New Go-Based JaskaGO Malware Targeting Windows and macOS Systems

Cyber Threat Summary:
AT&T Alien Labs has uncovered a new Go-based information stealer malware dubbed JaskaGo designed to target both Windows and Apple macOS systems. According to researchers, the info-stealer comes equipped with an extensive array of commands from its C2 server that enable actors to execute shellcode, enumerate running processes, harvest information from the victim system, and download additional payloads. Upon execution, the malware is capable of checking whether it is running within a virtualized environment. If detected, JaskaGo will run a harmless task to prevent suspicion. Researchers also note that the malware is capable of stealing data from web browsers and modifying the clipboard, enabling actors to conduct cryptocurrency theft by substituting wallet addresses.

Security Officer Comments:
It is unclear what form of distribution method is employed by actors to spread JaskaGO. Researchers note that some of the samples were observed masquerading as AnyConnect and security tools. As such the actors could be using phishing or malvertising lures to infect potential victims.

The use of Go-based malware is not novel. Many actors have created go-based malware variants, due to the simplicity of the language and its cross-platform capabilities. Given that JaskaGo is capable of targeting macOS systems, this increases the number of victims susceptible to potential attacks.

Suggested Correction(s):
Users should always be cautious of individuals or organizations that ask for personal information. Most companies will not ask for sensitive data from its customers. If in doubt, users should verify with the company itself to avoid any potential issues.

Users should always take a close look at the sender’s display name when checking the legitimacy of an email. Most companies use a single domain for their URLs and emails, so a message that originates from a different domain is a red flag.

As a general rule, users should not click links or download files even if they come from seemingly “trustworthy” sources.

Check for mismatched URLs. While an embedded URL might seem perfectly valid, hovering above it might show a different web address. In fact, users should avoid clicking links in emails unless they are certain that it is a legitimate link.

Users should always be on the lookout for any grammatical errors and spelling mistakes. Legitimate companies will often employ proofreaders and editors who ensure that the materials they send out are error-free.

Users should not be frightened or intimidated by messages that have an alarmist tone. They should double check with the company if they are uncertain about the status of their accounts.

Phishing emails are designed to be sent to a large number of people, so they need to be as impersonal as possible. Users should check whether the message contains a generic subject and greeting, as this can be a sign of a phishing attempt.

Although not every end user has access to advanced anti-phishing software, they can still use the built-in protection of their email clients to filter messages. One example is setting the email client to block all images unless approved.

Legitimate companies will never send confirmation emails unless there are specific reasons for doing so. In fact, most companies will avoid sending unsolicited messages unless it’s for company updates, newsletters, or advertising purposes.

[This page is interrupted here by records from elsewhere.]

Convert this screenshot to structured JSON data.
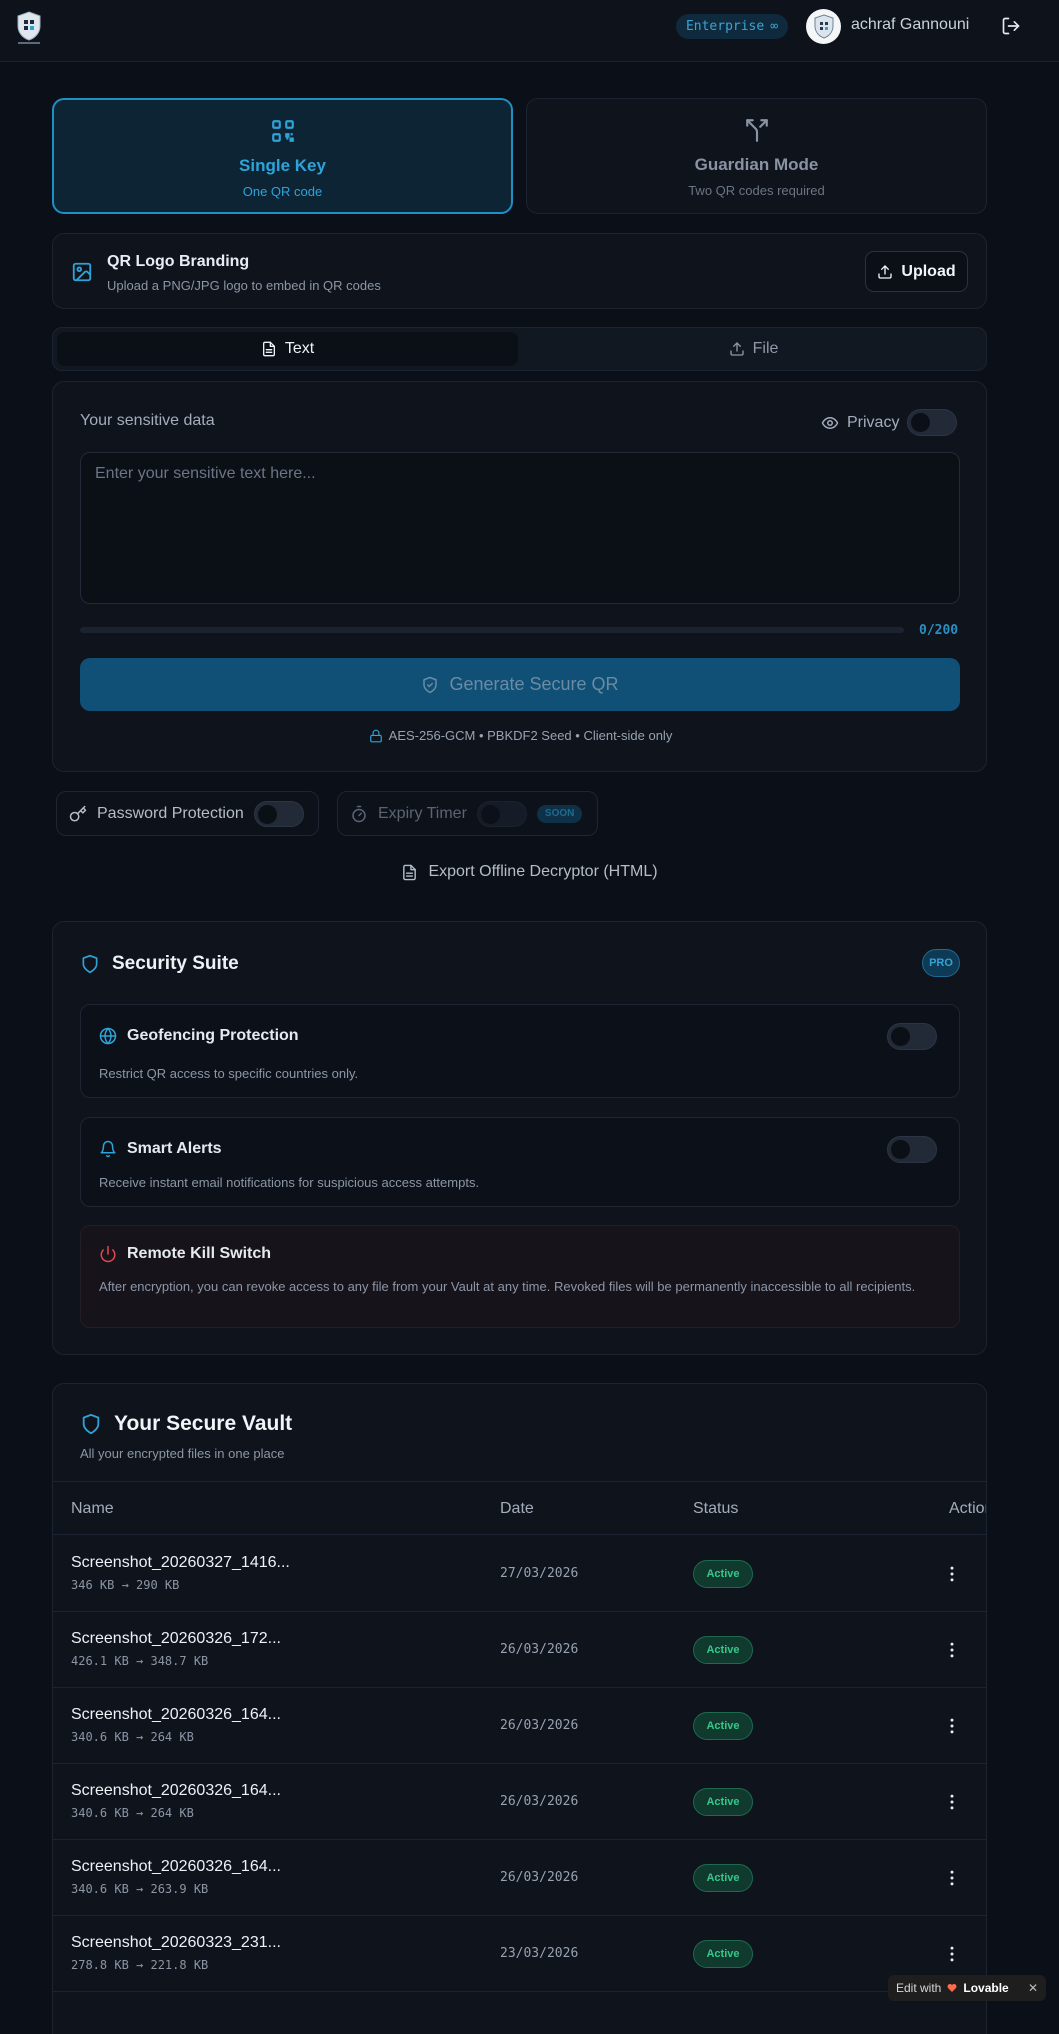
{
  "header": {
    "plan_badge": "Enterprise",
    "plan_symbol": "∞",
    "user_name": "achraf Gannouni"
  },
  "modes": [
    {
      "title": "Single Key",
      "subtitle": "One QR code",
      "selected": true
    },
    {
      "title": "Guardian Mode",
      "subtitle": "Two QR codes required",
      "selected": false
    }
  ],
  "branding": {
    "title": "QR Logo Branding",
    "subtitle": "Upload a PNG/JPG logo to embed in QR codes",
    "upload_label": "Upload"
  },
  "tabs": [
    {
      "label": "Text",
      "active": true
    },
    {
      "label": "File",
      "active": false
    }
  ],
  "data_input": {
    "label": "Your sensitive data",
    "privacy_label": "Privacy",
    "placeholder": "Enter your sensitive text here...",
    "char_count": "0/200",
    "progress": 0,
    "generate_label": "Generate Secure QR",
    "crypto_note": "AES-256-GCM • PBKDF2 Seed • Client-side only"
  },
  "options": {
    "password_label": "Password Protection",
    "expiry_label": "Expiry Timer",
    "expiry_badge": "SOON",
    "export_label": "Export Offline Decryptor (HTML)"
  },
  "security_suite": {
    "title": "Security Suite",
    "badge": "PRO",
    "features": [
      {
        "title": "Geofencing Protection",
        "description": "Restrict QR access to specific countries only."
      },
      {
        "title": "Smart Alerts",
        "description": "Receive instant email notifications for suspicious access attempts."
      },
      {
        "title": "Remote Kill Switch",
        "description": "After encryption, you can revoke access to any file from your Vault at any time. Revoked files will be permanently inaccessible to all recipients."
      }
    ]
  },
  "vault": {
    "title": "Your Secure Vault",
    "subtitle": "All your encrypted files in one place",
    "columns": [
      "Name",
      "Date",
      "Status",
      "Actions"
    ],
    "rows": [
      {
        "name": "Screenshot_20260327_1416...",
        "size": "346 KB → 290 KB",
        "date": "27/03/2026",
        "status": "Active"
      },
      {
        "name": "Screenshot_20260326_172...",
        "size": "426.1 KB → 348.7 KB",
        "date": "26/03/2026",
        "status": "Active"
      },
      {
        "name": "Screenshot_20260326_164...",
        "size": "340.6 KB → 264 KB",
        "date": "26/03/2026",
        "status": "Active"
      },
      {
        "name": "Screenshot_20260326_164...",
        "size": "340.6 KB → 264 KB",
        "date": "26/03/2026",
        "status": "Active"
      },
      {
        "name": "Screenshot_20260326_164...",
        "size": "340.6 KB → 263.9 KB",
        "date": "26/03/2026",
        "status": "Active"
      },
      {
        "name": "Screenshot_20260323_231...",
        "size": "278.8 KB → 221.8 KB",
        "date": "23/03/2026",
        "status": "Active"
      }
    ]
  },
  "lovable_badge": {
    "prefix": "Edit with",
    "brand": "Lovable",
    "close": "✕"
  },
  "colors": {
    "accent": "#1f8fc4",
    "background": "#0b0f17",
    "active_green": "#35c88a",
    "danger": "#e5484d"
  }
}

Users should always take the context of an email or message into account. For example, most online accounts do away with viewable member numbers, so users should be wary if they receive emails containing a “member number” for services that generally don’t use them.

It is important to take note of unusual information in the text of the message. Any mentions of operating systems and software that are not typically used by consumers can often be indicators of a phishing attempt.

If it seems suspicious, it probably is. Users should always err on the side of caution when it comes to sending out personally identifiable information through messages and emails.